## What to produce
Please give the records below again in full, exactly, with the images left out.

## Records from a data collection
'''
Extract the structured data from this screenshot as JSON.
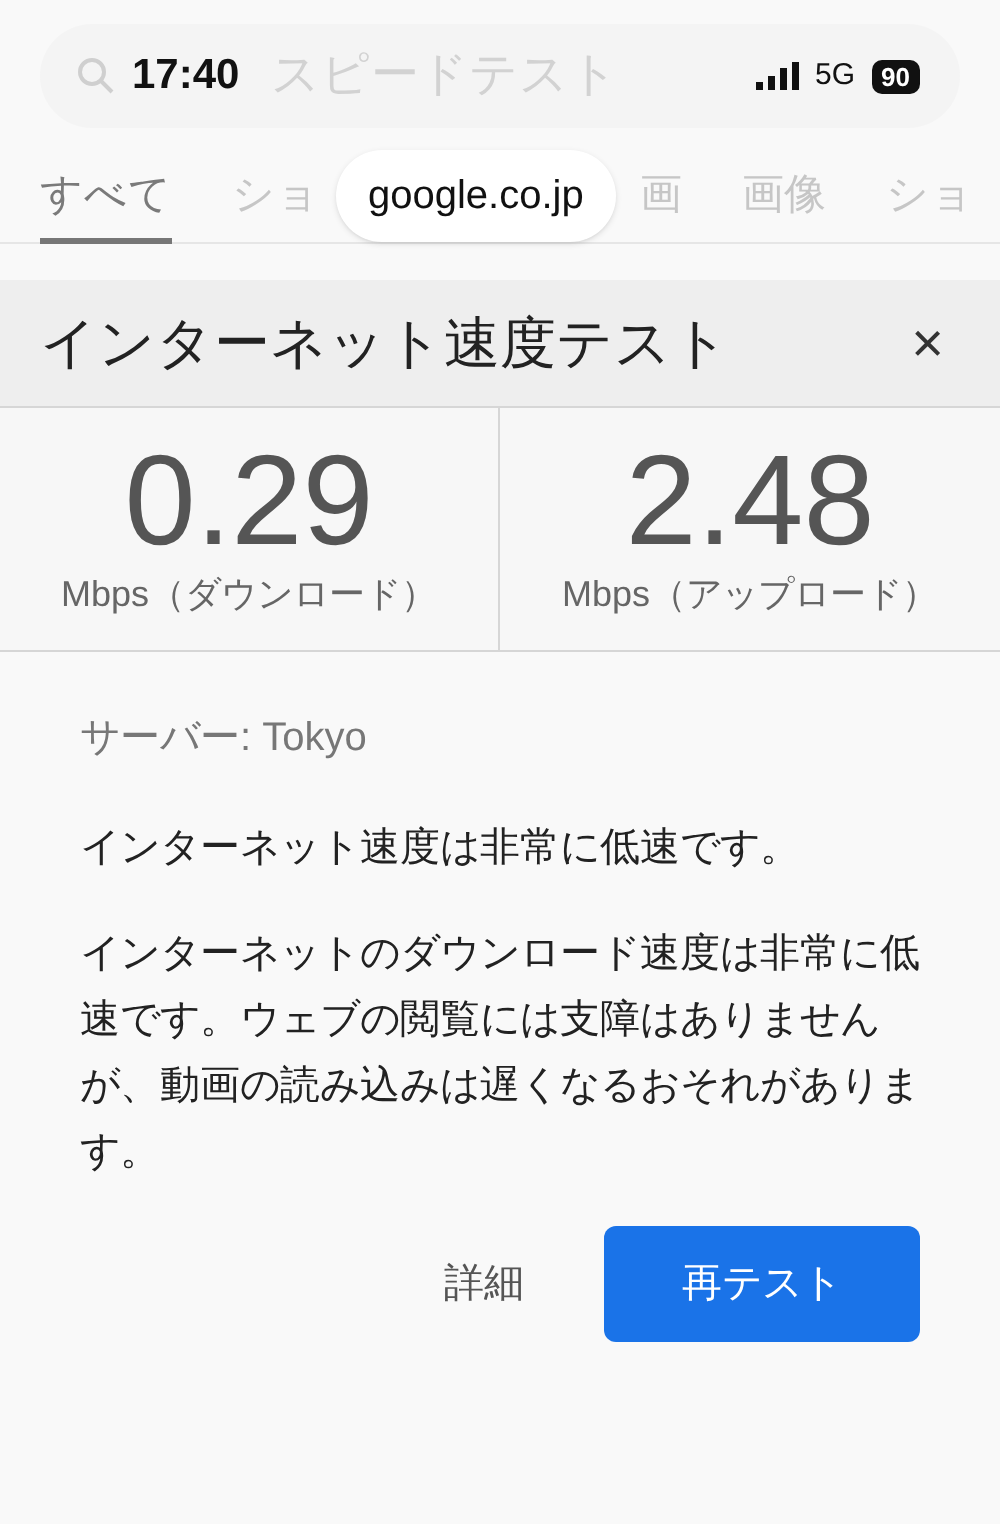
{
  "status_bar": {
    "time": "17:40",
    "network": "5G",
    "battery": "90"
  },
  "search": {
    "value": "スピードテスト"
  },
  "tabs": [
    {
      "label": "すべて",
      "selected": true
    },
    {
      "label": "ショ",
      "selected": false
    },
    {
      "label": "画",
      "selected": false
    },
    {
      "label": "画像",
      "selected": false
    },
    {
      "label": "ショ",
      "selected": false
    }
  ],
  "url_pill": "google.co.jp",
  "card": {
    "title": "インターネット速度テスト",
    "close": "×",
    "metrics": [
      {
        "value": "0.29",
        "unit": "Mbps（ダウンロード）"
      },
      {
        "value": "2.48",
        "unit": "Mbps（アップロード）"
      }
    ],
    "server": "サーバー: Tokyo",
    "summary": "インターネット速度は非常に低速です。",
    "detail": "インターネットのダウンロード速度は非常に低速です。ウェブの閲覧には支障はありませんが、動画の読み込みは遅くなるおそれがあります。",
    "buttons": [
      {
        "label": "詳細",
        "kind": "text"
      },
      {
        "label": "再テスト",
        "kind": "primary"
      }
    ]
  }
}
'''
## Worked solution
Extract the structured data from this screenshot as JSON.
{
  "status_bar": {
    "time": "17:40",
    "network": "5G",
    "battery": "90"
  },
  "search": {
    "value": "スピードテスト"
  },
  "tabs": [
    {
      "label": "すべて",
      "selected": true
    },
    {
      "label": "ショ",
      "selected": false
    },
    {
      "label": "画",
      "selected": false
    },
    {
      "label": "画像",
      "selected": false
    },
    {
      "label": "ショ",
      "selected": false
    }
  ],
  "url_pill": "google.co.jp",
  "card": {
    "title": "インターネット速度テスト",
    "close": "×",
    "metrics": [
      {
        "value": "0.29",
        "unit": "Mbps（ダウンロード）"
      },
      {
        "value": "2.48",
        "unit": "Mbps（アップロード）"
      }
    ],
    "server": "サーバー: Tokyo",
    "summary": "インターネット速度は非常に低速です。",
    "detail": "インターネットのダウンロード速度は非常に低速です。ウェブの閲覧には支障はありませんが、動画の読み込みは遅くなるおそれがあります。",
    "buttons": [
      {
        "label": "詳細",
        "kind": "text"
      },
      {
        "label": "再テスト",
        "kind": "primary"
      }
    ]
  }
}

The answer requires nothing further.